We employ a small scale Monte Carlo method plus microscopic liquid state integral equation theory to study two models of fractal-like aggregates (single and quenched disordered averaged) as a function of concentration. The models employed are relevant to non-compact carbon black or silica aggregates in polymer nanocomposites and suspensions. When the primary nanoparticles interact as hard spheres the resulting center-of-mass level effective pair potential has a distinctive soft repulsion form which is sensitive to whether geometric disorder at the single aggregate level is included or not. The aggregate fluids show a considerable amount of interpenetration and complex non-hard-sphere packing features in their pair correlation functions. The latter are also different, both qualitatively and quantitatively, for the single versus average aggregate systems. Calculations of the collective static structure factor and compressibility (or inverse bulk modulus) are in qualitative agreement with a recent scattering experiment on suspensions of fumed silica hard fractals. Use of the theoretical structural information in a microscopic dynamical theory of kinetic arrest suggests the presence of multiple length scales and disordered local packing frustrates the emergence of glassy dynamics in these aggregate fluids even at high volume fractions.
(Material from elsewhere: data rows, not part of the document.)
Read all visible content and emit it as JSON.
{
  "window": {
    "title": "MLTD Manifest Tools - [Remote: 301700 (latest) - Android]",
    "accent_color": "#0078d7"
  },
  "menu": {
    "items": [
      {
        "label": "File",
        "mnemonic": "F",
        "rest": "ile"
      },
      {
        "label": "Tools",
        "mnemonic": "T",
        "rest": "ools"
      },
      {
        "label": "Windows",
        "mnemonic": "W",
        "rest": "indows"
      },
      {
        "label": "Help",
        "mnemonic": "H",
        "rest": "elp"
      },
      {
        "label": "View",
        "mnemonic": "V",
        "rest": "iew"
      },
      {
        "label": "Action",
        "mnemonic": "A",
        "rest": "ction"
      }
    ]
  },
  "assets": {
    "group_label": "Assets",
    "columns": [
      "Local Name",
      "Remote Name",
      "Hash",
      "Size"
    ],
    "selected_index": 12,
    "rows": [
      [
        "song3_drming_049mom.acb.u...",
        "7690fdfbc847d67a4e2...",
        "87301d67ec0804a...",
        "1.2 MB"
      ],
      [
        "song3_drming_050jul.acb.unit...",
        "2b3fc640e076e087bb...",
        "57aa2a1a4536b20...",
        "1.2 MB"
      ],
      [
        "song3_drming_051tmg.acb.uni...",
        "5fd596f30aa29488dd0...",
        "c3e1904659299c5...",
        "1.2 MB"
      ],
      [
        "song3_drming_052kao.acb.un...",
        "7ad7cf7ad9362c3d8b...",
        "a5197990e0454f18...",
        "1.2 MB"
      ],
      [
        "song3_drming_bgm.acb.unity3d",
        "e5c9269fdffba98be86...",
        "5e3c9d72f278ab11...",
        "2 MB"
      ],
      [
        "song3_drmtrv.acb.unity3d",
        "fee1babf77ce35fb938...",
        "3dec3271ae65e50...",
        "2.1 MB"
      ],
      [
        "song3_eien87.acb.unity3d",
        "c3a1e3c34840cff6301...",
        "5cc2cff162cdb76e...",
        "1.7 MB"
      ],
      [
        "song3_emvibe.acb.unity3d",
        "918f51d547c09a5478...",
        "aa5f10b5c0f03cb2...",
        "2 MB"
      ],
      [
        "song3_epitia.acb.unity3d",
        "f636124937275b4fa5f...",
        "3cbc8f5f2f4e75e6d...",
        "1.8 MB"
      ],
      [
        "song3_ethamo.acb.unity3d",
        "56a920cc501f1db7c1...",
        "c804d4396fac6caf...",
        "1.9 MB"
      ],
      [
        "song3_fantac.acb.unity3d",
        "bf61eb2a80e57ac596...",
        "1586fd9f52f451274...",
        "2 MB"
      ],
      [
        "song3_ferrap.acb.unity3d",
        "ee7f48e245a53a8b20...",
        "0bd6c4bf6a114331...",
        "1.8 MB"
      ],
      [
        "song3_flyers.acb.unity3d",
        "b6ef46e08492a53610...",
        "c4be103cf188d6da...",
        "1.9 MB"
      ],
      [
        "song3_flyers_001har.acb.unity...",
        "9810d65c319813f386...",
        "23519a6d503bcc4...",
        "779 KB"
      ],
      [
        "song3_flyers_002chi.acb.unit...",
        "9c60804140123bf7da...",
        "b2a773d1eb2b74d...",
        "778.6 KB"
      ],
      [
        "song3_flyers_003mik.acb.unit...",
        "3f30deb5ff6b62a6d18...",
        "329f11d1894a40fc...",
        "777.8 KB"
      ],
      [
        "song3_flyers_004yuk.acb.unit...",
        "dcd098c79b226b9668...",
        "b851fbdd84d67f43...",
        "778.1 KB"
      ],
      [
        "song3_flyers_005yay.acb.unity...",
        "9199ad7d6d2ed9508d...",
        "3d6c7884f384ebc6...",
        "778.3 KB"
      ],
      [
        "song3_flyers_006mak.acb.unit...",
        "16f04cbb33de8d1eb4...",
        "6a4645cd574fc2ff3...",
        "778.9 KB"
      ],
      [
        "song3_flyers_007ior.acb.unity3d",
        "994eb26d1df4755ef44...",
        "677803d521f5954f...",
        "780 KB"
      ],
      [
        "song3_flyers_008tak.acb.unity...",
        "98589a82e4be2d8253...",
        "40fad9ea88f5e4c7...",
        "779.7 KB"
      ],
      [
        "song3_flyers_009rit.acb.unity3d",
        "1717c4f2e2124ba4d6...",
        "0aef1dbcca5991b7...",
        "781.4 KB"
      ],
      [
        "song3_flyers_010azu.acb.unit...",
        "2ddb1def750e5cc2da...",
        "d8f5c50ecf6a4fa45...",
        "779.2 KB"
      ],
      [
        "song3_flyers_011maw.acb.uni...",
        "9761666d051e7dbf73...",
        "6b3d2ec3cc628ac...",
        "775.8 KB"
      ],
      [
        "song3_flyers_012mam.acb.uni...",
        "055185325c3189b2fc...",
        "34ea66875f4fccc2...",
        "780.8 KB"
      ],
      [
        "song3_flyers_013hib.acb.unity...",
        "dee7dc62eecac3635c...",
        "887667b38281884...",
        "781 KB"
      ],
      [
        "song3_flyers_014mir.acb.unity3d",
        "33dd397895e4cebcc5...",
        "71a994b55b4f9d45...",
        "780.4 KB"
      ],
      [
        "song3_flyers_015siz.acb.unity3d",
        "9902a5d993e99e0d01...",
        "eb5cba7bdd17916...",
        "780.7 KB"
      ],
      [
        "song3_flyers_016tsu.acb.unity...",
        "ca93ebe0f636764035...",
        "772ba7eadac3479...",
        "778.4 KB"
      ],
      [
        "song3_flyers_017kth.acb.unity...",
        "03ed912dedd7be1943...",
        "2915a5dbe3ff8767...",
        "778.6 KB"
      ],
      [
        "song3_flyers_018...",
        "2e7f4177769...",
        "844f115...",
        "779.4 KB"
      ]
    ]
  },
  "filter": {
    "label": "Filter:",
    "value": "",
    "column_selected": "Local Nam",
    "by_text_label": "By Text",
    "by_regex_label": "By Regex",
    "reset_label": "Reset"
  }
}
|Original language||English (US)|
|Number of pages||11|
|State||Published - Jun 7 2011|
ASJC Scopus subject areas
- Condensed Matter Physics